= Your instructions =
Only the lines holding the string "JSON" are needed; copy each of them from the data.

-*-*-

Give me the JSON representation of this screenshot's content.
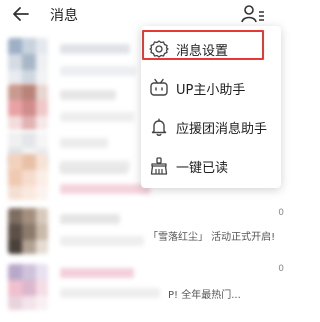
{
  "header": {
    "title": "消息",
    "back_icon": "arrow-left-icon",
    "contacts_icon": "contacts-icon"
  },
  "menu": {
    "items": [
      {
        "label": "消息设置",
        "icon": "gear-icon"
      },
      {
        "label": "UP主小助手",
        "icon": "tv-icon"
      },
      {
        "label": "应援团消息助手",
        "icon": "bell-icon"
      },
      {
        "label": "一键已读",
        "icon": "broom-icon"
      }
    ],
    "highlight_color": "#e53935"
  },
  "list": {
    "rows": [
      {
        "time": "",
        "snippet": ""
      },
      {
        "time": "",
        "snippet": ""
      },
      {
        "time": "",
        "snippet": ""
      },
      {
        "time": "",
        "snippet": ""
      },
      {
        "time": "0",
        "snippet": "「雪落红尘」 活动正式开启!"
      },
      {
        "time": "0",
        "snippet": "P! 全年最热门..."
      }
    ]
  },
  "colors": {
    "accent_pink": "#f6b7c8",
    "text_gray": "#8a8a8a"
  }
}
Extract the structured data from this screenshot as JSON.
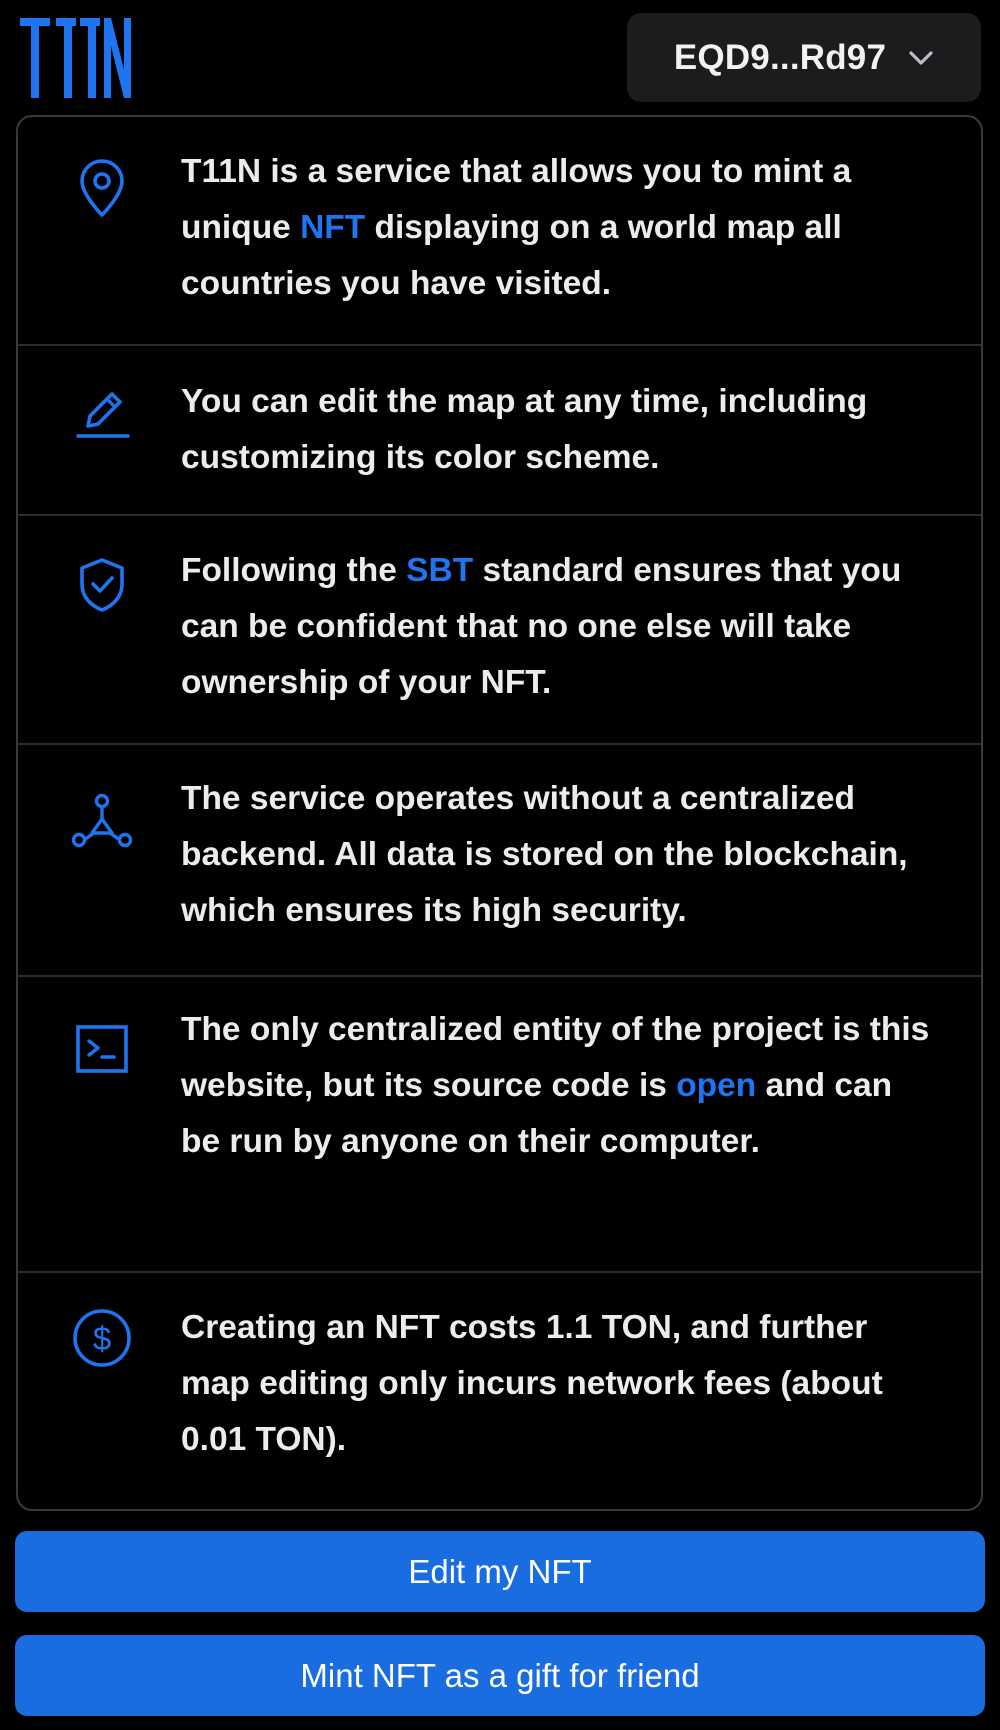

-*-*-

= Result of this exercise =
Give me the JSON representation of this screenshot's content.
Extract the structured data from this screenshot as JSON.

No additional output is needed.